Man Convicted Of "Acid" Attack Near Solihull

11 October 2017, 07:47

max kelly

Two men in Dickens Heath had cleaning fluid thrown in their faces last July.

A 23-year-old labourer has been convicted of a roadside "acid" attack after squirting a bottle of cleaning solution at two men drinking outside a pub.

Max Kelly was a passenger in a BMW being driven by a friend when a confrontation took place with the victims, who had been sitting enjoying a drink, in Dickens Heath, Solihull, near Birmingham.

Landscape gardener Kelly denied two counts of common assault but was found guilty by a district judge, who called it "a very serious" offence.

His male victims described him getting out the car, "brandishing" a plastic "squeezy bottle", and shouting, "I've got acid" before spraying it at the men.

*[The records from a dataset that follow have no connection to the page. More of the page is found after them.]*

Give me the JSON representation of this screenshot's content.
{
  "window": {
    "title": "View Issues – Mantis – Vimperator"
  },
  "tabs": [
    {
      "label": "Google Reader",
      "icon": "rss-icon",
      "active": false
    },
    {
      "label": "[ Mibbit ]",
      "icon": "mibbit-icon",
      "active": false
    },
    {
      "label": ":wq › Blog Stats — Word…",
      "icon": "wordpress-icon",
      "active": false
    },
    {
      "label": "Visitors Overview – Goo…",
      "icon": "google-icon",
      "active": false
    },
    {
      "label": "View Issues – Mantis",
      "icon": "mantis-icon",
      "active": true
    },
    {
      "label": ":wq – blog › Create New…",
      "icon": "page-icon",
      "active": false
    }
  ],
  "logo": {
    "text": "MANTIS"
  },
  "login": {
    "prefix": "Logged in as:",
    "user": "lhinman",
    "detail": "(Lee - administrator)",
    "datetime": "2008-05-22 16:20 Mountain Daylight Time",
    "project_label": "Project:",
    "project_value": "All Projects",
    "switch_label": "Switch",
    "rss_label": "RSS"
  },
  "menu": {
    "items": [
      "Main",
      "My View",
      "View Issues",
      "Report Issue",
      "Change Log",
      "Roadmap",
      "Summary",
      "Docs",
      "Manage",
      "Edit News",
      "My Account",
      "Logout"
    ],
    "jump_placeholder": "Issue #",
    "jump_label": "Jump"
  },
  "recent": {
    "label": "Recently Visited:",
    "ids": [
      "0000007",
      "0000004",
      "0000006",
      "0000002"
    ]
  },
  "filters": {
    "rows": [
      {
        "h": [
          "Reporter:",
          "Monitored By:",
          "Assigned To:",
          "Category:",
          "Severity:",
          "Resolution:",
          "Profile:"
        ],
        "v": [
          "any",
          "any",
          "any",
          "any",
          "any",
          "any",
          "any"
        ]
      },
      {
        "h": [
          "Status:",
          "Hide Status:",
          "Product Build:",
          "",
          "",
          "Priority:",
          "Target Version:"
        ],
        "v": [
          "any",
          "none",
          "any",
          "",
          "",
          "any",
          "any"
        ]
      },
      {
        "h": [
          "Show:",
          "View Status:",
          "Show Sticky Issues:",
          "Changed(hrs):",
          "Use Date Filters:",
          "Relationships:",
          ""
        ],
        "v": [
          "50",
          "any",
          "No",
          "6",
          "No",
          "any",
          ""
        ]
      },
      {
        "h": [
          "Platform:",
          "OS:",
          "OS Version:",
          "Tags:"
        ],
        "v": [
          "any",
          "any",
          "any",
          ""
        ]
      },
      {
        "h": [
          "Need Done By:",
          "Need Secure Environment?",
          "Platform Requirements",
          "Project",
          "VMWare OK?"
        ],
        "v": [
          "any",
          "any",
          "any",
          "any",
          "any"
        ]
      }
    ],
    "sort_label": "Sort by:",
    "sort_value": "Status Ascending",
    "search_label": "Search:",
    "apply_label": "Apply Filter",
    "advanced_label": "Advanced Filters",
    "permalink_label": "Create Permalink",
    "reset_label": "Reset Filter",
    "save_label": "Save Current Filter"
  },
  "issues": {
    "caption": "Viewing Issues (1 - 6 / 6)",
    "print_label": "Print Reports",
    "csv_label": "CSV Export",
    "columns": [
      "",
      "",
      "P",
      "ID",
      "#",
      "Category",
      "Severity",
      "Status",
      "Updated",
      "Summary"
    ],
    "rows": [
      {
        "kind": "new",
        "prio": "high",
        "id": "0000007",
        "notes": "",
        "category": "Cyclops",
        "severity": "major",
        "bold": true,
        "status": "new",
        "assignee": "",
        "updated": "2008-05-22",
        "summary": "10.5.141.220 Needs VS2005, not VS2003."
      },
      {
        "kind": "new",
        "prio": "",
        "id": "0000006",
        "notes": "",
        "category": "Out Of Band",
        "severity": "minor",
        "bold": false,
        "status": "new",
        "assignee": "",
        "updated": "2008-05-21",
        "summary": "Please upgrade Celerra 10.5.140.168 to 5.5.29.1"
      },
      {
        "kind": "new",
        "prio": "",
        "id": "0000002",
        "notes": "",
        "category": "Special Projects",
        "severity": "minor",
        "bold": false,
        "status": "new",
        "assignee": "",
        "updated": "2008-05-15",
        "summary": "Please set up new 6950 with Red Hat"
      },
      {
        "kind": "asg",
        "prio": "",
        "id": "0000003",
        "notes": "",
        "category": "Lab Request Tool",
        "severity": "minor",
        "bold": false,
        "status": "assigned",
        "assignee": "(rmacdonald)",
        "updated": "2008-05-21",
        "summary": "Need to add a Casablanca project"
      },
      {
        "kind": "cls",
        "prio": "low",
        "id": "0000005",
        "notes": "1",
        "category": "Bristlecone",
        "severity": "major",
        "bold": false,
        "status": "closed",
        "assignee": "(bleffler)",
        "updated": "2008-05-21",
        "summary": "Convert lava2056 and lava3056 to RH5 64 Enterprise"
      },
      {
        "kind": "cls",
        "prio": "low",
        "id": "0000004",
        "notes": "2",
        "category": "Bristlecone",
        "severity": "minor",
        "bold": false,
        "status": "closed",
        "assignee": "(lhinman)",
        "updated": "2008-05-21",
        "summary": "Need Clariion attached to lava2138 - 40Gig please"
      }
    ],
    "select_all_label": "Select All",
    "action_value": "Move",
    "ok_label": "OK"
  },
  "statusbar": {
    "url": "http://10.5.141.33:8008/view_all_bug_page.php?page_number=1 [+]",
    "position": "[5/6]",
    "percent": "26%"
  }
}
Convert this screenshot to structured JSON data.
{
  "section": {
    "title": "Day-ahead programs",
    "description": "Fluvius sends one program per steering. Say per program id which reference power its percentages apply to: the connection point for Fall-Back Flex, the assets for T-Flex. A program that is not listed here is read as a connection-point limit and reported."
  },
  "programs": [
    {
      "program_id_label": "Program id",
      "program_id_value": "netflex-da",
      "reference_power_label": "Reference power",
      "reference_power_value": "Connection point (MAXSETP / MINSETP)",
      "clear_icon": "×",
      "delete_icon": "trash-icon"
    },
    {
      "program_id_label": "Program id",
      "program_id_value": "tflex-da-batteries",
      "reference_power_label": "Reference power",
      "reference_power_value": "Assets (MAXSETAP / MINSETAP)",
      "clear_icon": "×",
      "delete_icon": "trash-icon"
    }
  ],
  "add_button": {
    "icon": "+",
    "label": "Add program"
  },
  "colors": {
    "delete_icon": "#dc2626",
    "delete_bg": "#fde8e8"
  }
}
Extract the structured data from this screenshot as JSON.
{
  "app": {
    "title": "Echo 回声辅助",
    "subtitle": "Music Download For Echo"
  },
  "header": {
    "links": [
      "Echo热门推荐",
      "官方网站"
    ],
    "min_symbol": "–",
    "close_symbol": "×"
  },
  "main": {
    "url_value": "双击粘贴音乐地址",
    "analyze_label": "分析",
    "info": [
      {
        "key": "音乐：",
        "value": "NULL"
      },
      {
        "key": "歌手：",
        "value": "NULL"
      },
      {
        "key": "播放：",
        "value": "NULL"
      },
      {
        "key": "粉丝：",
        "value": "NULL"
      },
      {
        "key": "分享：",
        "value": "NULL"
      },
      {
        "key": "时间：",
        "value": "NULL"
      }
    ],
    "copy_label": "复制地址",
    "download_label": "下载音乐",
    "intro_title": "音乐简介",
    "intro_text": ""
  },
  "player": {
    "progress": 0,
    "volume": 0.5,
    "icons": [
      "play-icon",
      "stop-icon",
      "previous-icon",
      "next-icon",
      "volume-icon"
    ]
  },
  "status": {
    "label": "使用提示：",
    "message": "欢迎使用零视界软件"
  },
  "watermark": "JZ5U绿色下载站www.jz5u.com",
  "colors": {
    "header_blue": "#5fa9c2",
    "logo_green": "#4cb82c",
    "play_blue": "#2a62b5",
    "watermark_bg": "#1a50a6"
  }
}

One described it as having "a smell like ammonia" and desperately trying to clean it off, while the other victim stripped off after being hit - such was their fear of injury after a spate of well-publicised attacks across the UK.

Opening the case on Tuesday, prosecutor Mukhtar Ubhi, said: "It was about 8pm on July 18, when the two injured parties, Robert Robinson and David Hobson were outside The Chalice pub."

He added the men, with their partners and friends, became aware "of a dark-coloured BMW being driven erratically" through the residential area.

As the vehicle made its first pass of the group, Mr Robinson told the court how he shouted: "Slow down, you t**ts."

A short time afterwards, the BMW returned, coming to an "abrupt halt" a few feet from the drinking party.

Mr Ubhi added: "He opened the front passenger door and shouted, 'What did you say?'

"As he then exited the car, brandishing the bottle, he said 'I've got acid'."

He squirted the liquid at both men, hitting Mr Robinson's glasses and T-shirt, the court heard.

CCTV of the attack showed how the man doused with liquid quickly stripped off his shirt.

At Birmingham Magistrates Court, Mr Robinson, asked what he had thought in that moment, replied: "Not too good at the time of what were recent events (of acid attacks) in August and July."

Mr Hobson told the court he was also sprayed on his shirt after Kelly "came at me with the bottle".

He added: "He'd shouted 'acid' and I thought if it had been, I'd have been in trouble - it had a smell like ammonia."

The fluid, although not acid, was described by Kelly as "watered-down cleaning solution" used to wash a conservatory earlier that day, and which he believed "wouldn't hurt anyone".

Kelly denied shouting he had said "acid".

He claimed to have acted in self defence when Mr Robinson came towards him with an ashtray in his hand and Mr Hobson had "thrown a punch".

He said he squirted the liquid "to scare them", and only had the fluid because he claimed to have been working as a window cleaner at the time.

Both victims flatly denied Kelly's claim they had been the aggressors.

Mr Hobson said: "I've been a firefighter for 30 years, and I've been to a few acid attacks in my time, so I know what it can do - so yes, the adrenaline was flowing."

Giving his verdict, District Judge Neil Davison said: "It doesn't alter the fact that when he got out of the car, with a bottle, he wasn't acting with self defence."

Meanwhile, the car's driver Benjamin Prentice, of Hexton Close, Solihull, was fined £140 at an earlier hearing after admitting a public order offence in connection with the confrontation, on July 18.

Kelly will be sentenced next month and was warned he faces jail.